If all African countries took this approach it would help the E.U. and other interested parties to reflect on what it means to have a partnership that is in the interest of all parties without being detrimental to the producing country, its environment, and its people. For the International Labor Organization which is concerned with the registered 34 million unemployed (2007 – 09), future development should be built on:
- Environmental sustainability
- Social justice
- Economic efficiency
- Democratic participation
- Cultural diversity
- International responsibility
And it is because the above approach is inclusive and not exclusive it makes perfect sense for future global development. These are not fundamentals that can wait, they have to be built into discussions, negotiations, and agreements from now not when the failing infrastructure has been resurrected as an exclusive network. Climate talks are an exclusive club, that does not have the ability to rise above making charitable steps towards solving the problems that the club members have created. Instead of doling out US$100bn Green Climate Fund by 2020 to poorer countries as agreed at Cancun, the extra effort should be directed towards cutting greenhouse emissions in a shorter time frame as the club members are largely responsible for this, and the increased climatic challenges that poorer countries are being forced to face, and to dismantle and restructure the global basis of trade. This narrow-mined approach which involves the least effort ignores the market reforms of the 1980’s which has been fundamental in impoverishing developing countries further as is the findings of the report: Neoliberal Policy, Rural Livelihoods and Urban Food Security in West Africa: A Comparative Study of The Gambia, Côte d’Ivoire and Mali by Oregon State University professor Laurence Becker and others:

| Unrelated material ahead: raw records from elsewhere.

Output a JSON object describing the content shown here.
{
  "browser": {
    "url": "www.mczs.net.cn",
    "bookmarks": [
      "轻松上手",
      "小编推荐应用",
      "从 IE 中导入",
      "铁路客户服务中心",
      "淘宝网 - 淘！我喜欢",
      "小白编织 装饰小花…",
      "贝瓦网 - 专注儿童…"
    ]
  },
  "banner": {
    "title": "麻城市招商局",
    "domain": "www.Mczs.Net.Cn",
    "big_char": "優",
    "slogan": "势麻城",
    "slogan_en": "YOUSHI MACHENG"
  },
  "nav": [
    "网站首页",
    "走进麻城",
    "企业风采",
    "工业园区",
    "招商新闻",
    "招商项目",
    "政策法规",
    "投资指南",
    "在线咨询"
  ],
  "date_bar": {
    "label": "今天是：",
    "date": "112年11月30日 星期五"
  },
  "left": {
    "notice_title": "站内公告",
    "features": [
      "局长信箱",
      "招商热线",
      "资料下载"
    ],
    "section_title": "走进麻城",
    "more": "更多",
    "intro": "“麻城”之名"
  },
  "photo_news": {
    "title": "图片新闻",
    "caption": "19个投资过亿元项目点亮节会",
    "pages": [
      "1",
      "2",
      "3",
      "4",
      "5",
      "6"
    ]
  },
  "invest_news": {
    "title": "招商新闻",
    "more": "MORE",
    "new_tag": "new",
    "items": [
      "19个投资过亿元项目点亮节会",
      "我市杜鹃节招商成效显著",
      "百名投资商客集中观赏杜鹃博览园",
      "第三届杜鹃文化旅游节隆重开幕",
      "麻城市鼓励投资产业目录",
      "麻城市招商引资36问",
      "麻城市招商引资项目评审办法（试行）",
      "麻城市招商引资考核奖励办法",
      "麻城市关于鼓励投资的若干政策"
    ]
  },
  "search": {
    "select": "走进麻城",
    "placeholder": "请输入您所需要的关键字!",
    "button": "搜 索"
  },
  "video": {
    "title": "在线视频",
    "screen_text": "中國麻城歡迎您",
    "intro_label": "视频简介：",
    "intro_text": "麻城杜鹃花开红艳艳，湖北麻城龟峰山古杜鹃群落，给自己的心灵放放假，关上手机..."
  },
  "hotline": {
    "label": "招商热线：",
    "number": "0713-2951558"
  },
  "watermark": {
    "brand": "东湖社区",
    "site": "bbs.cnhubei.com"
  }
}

“Many of these reforms were designed to make countries more efficient, and seen as a solution to failing schools, hospitals and other infrastructure”
“But they sometimes eliminated critical support systems for poor farmers who had no car, no land security, made $1 a day and had their life savings of $600 hidden under a mattress.
“These people were then asked to compete with some of the most efficient agricultural systems in the world, and they simply couldn’t do it”
“With tariff barriers removed, less expensive imported food flooded into countries, some of which at one point were nearly self-sufficient in agriculture. Many people quit farming and abandoned systems that had worked in their cultures for centuries.”
These forces have undercut food production for 25 years, the researchers concluded. They came to a head in early 2008 when the price of rice – a staple in several African nations – doubled in one year for consumers who spent much of their income solely on food. Food riots, political and economic disruption ensued”.
This is not the first time this has been stated, but who’s listening. Maybe one day those in power will be forced to listen, to reflect and to do something seriously about it before it is too late for all of us!
Avril, H. “Land Grabs in Poor Countries Set to Increase.” http://ipsnews.net/news.asp?idnews=52762
Becker, L et al. Neoliberal Policy, Rural Livelihoods and Urban Food Security in West Africa: A Comparative Study of The Gambia, Côte d’Ivoire and Mali. Oregon State University. Department of Social Science.
Hickman, M. “West’s Billions in Subsidy Shuts Out African Cotton Growers.” http://www.independent.co.uk/news/world/politics/wests-billions-in-subsidy-shut-out-african-cotton-growers-2134211.html
Martens, J. “Steps Out of the Global Development Crisis.” http://yaleglobal.yale.edu/content/steps-out-global-development-crisis
“U.K. Gives £37m to Aid Overseas Farmers on Climate Change.” http://www.bbc.co.uk/news/uk-11913053
Van den Bosch, S. “EU Backs off on EPA.” http://ipsnews.net/news.asp?idnews=52313